Electronic media clearly improves or enables certain established and emergent forms of text, the former including informational or tabular texts and the latter including interactive fiction and hypertexts. Still, the phenomenal differences separating book and ebook, library and digital library, and reading a book and reading onscreen or Web–based text must be recognised. The utopian fantasy of the universal library so frequently raised in connection with digitisation, and particularly with the Google Books Library Project, is a new myth clothed in the garb of an old one, borrowing its terms and little else. It is preferable to think of Google Books not as a potentially perfect library but as a near–perfect library index, encompassing as it does not simply keywords and short descriptions of books but the entire contents of the books themselves, and Google seems to have embraced this definition, at least for the present.
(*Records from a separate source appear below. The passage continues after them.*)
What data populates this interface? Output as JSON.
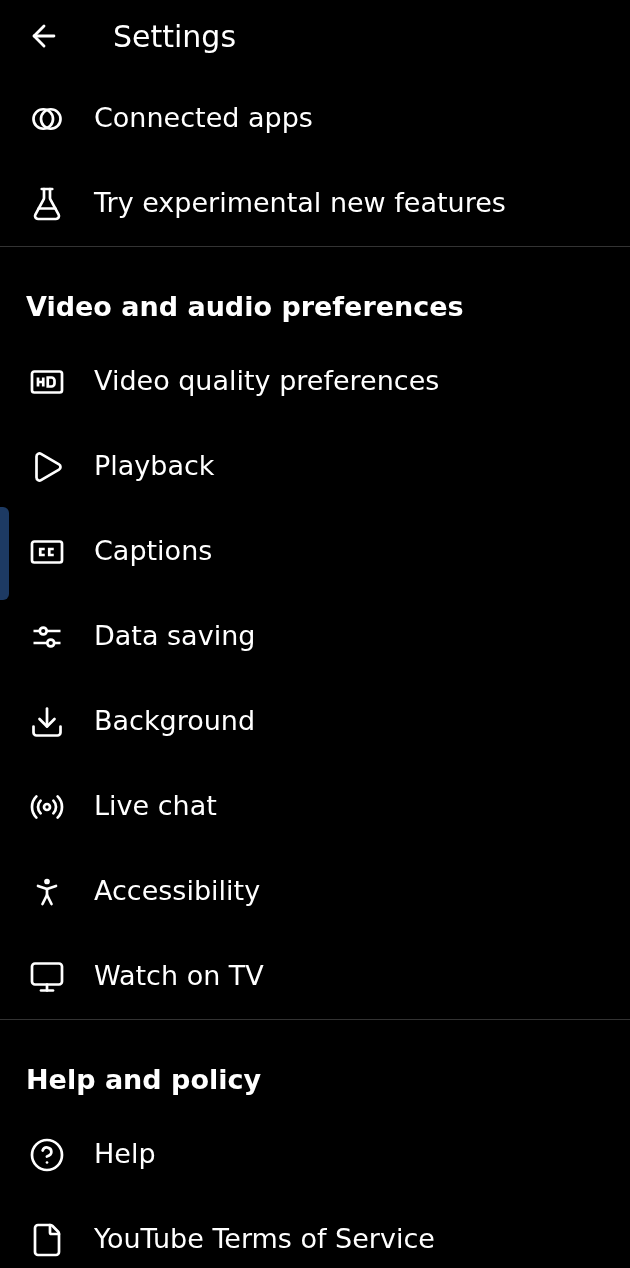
{
  "header": {
    "title": "Settings"
  },
  "top_items": [
    {
      "label": "Connected apps"
    },
    {
      "label": "Try experimental new features"
    }
  ],
  "sections": [
    {
      "title": "Video and audio preferences",
      "items": [
        {
          "label": "Video quality preferences"
        },
        {
          "label": "Playback"
        },
        {
          "label": "Captions"
        },
        {
          "label": "Data saving"
        },
        {
          "label": "Background"
        },
        {
          "label": "Live chat"
        },
        {
          "label": "Accessibility"
        },
        {
          "label": "Watch on TV"
        }
      ]
    },
    {
      "title": "Help and policy",
      "items": [
        {
          "label": "Help"
        },
        {
          "label": "YouTube Terms of Service"
        }
      ]
    }
  ]
}
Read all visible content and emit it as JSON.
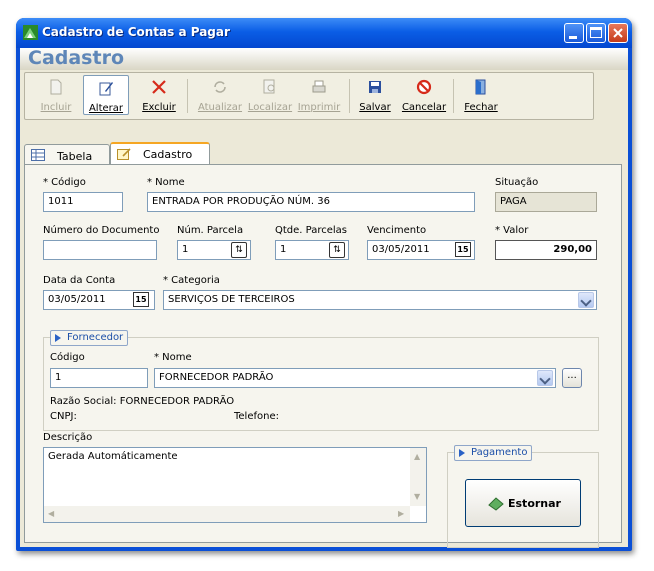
{
  "window": {
    "title": "Cadastro de Contas a Pagar"
  },
  "header": {
    "title": "Cadastro"
  },
  "toolbar": {
    "incluir": "Incluir",
    "alterar": "Alterar",
    "excluir": "Excluir",
    "atualizar": "Atualizar",
    "localizar": "Localizar",
    "imprimir": "Imprimir",
    "salvar": "Salvar",
    "cancelar": "Cancelar",
    "fechar": "Fechar"
  },
  "tabs": {
    "tabela": "Tabela",
    "cadastro": "Cadastro"
  },
  "form": {
    "codigo_label": "* Código",
    "codigo_value": "1011",
    "nome_label": "* Nome",
    "nome_value": "ENTRADA POR PRODUÇÃO NÚM. 36",
    "situacao_label": "Situação",
    "situacao_value": "PAGA",
    "numdoc_label": "Número do Documento",
    "numdoc_value": "",
    "num_parcela_label": "Núm. Parcela",
    "num_parcela_value": "1",
    "qtde_parcelas_label": "Qtde. Parcelas",
    "qtde_parcelas_value": "1",
    "vencimento_label": "Vencimento",
    "vencimento_value": "03/05/2011",
    "valor_label": "* Valor",
    "valor_value": "290,00",
    "data_conta_label": "Data da Conta",
    "data_conta_value": "03/05/2011",
    "categoria_label": "* Categoria",
    "categoria_value": "SERVIÇOS DE TERCEIROS",
    "calendar_glyph": "15"
  },
  "fornecedor": {
    "legend": "Fornecedor",
    "codigo_label": "Código",
    "codigo_value": "1",
    "nome_label": "* Nome",
    "nome_value": "FORNECEDOR PADRÃO",
    "browse_label": "...",
    "razao_social": "Razão Social: FORNECEDOR PADRÃO",
    "cnpj": "CNPJ:",
    "telefone": "Telefone:"
  },
  "descricao": {
    "label": "Descrição",
    "value": "Gerada Automáticamente"
  },
  "pagamento": {
    "legend": "Pagamento",
    "button": "Estornar"
  },
  "colors": {
    "accent": "#0a4fd6",
    "header_text": "#5e86b8",
    "tab_highlight": "#f5a623"
  }
}
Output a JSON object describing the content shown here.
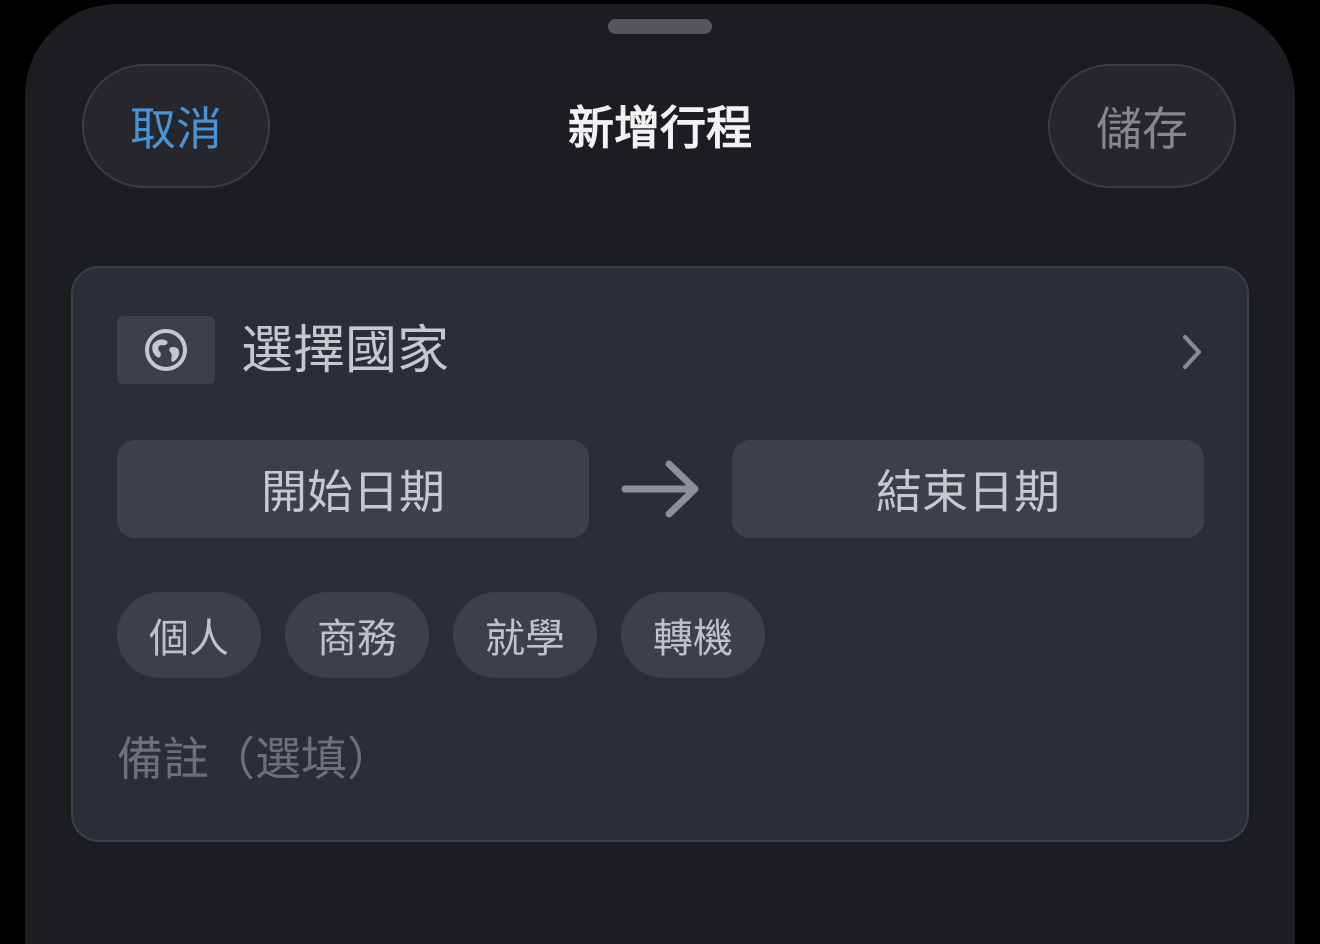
{
  "sheet": {
    "grabber": "sheet-grabber"
  },
  "header": {
    "cancel_label": "取消",
    "title": "新增行程",
    "save_label": "儲存"
  },
  "form": {
    "country": {
      "icon": "globe-icon",
      "label": "選擇國家",
      "chevron_icon": "chevron-right-icon"
    },
    "dates": {
      "start_label": "開始日期",
      "arrow_icon": "arrow-right-icon",
      "end_label": "結束日期"
    },
    "trip_types": [
      {
        "label": "個人"
      },
      {
        "label": "商務"
      },
      {
        "label": "就學"
      },
      {
        "label": "轉機"
      }
    ],
    "notes": {
      "value": "",
      "placeholder": "備註（選填）"
    }
  },
  "colors": {
    "accent": "#4a92d6",
    "background": "#1c1d21",
    "card": "#2a2e36",
    "control": "#3d4049",
    "title_text": "#f2f2f4",
    "disabled_text": "#86888e"
  }
}
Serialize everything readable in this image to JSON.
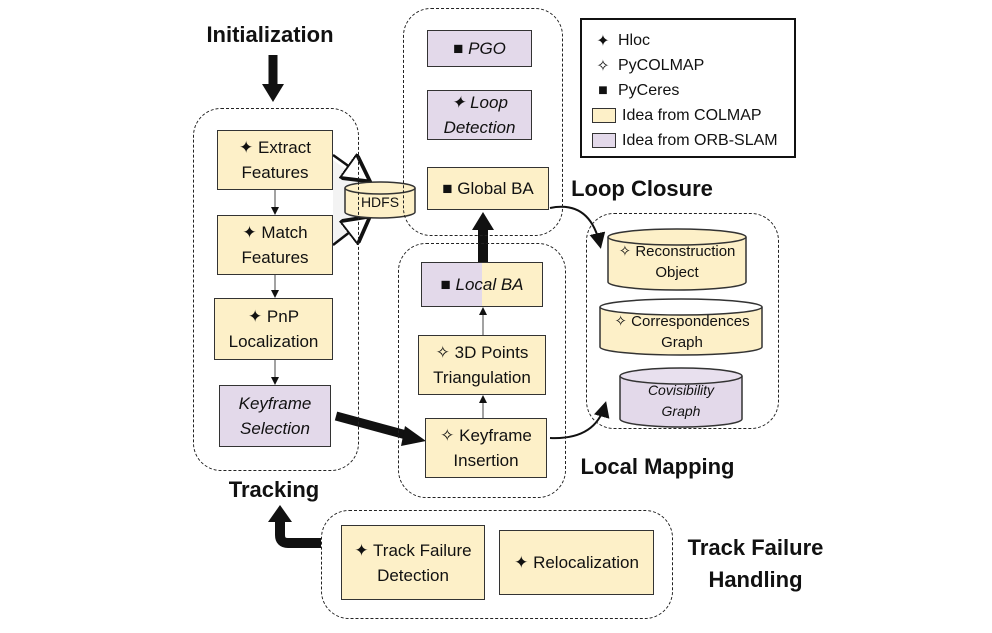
{
  "labels": {
    "initialization": "Initialization",
    "tracking": "Tracking",
    "loop_closure": "Loop Closure",
    "local_mapping": "Local Mapping",
    "track_failure": "Track Failure Handling"
  },
  "tracking": {
    "extract": "Extract Features",
    "match": "Match Features",
    "pnp": "PnP Localization",
    "keyframe_selection": "Keyframe Selection"
  },
  "storage": {
    "hdfs": "HDFS"
  },
  "loop": {
    "pgo": "PGO",
    "loop_detection": "Loop Detection",
    "global_ba": "Global BA"
  },
  "mapping": {
    "local_ba": "Local BA",
    "triangulation": "3D Points Triangulation",
    "keyframe_insertion": "Keyframe Insertion"
  },
  "data": {
    "reconstruction": "Reconstruction Object",
    "correspondences": "Correspondences Graph",
    "covisibility": "Covisibility Graph"
  },
  "failure": {
    "detection": "Track Failure Detection",
    "relocalization": "Relocalization"
  },
  "legend": {
    "hloc": "Hloc",
    "pycolmap": "PyCOLMAP",
    "pyceres": "PyCeres",
    "colmap": "Idea from COLMAP",
    "orbslam": "Idea from ORB-SLAM"
  },
  "symbols": {
    "hloc": "✦",
    "pycolmap": "✧",
    "pyceres": "■"
  },
  "colors": {
    "colmap": "#fdf0c8",
    "orbslam": "#e3d9ea"
  }
}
Speaking of e-books…
MacMillan to Settle E-Book Suit Brought my Connecticut and 32 Other States: This Wall Street Journal article along with a flurry of others deal with the legal battle that ensnared the publishing giant. For those ACLS-ers out there, you know that ACLS is moving full speed into the e-book arena. Macmillan was the last of five major publishers to be dealt a blow. But, this seems like the tip of the e-iceberg. In June 2013, legal trials against Apple and Penguin Group USA are scheduled to begin. You can read more about the suit here and here.
Archives of the New York Public Library: This blog is a treat for archivists. The rotating authors highlight exciting new collections or hidden gems in their archives. One of my recent favorites is entitled “Transmissions from the Timothy Leary Papers: MPLP, the New Standard?” for two obvious reasons: first, we learn a little bit about Mr. Leary and his…eclectic life; and second, the archivist used More Product, Less Process (MPLP) to arrange and describe the collection. Since I am processing the ACLS collection using the same method, it was helpful to read an honest perspective on implementing the technique. The archivist/author quipped, “I hang my head when admitting my compulsion to sort letters in chronological order. I must carry on in the hopes I will have time to return to these tasks.” Oh, archivist humor!
Thanks to Library of Congress Prints and Photographs Division for use of “$2,500,000 in rare books acquired for Folger Library…” photograph used in this post.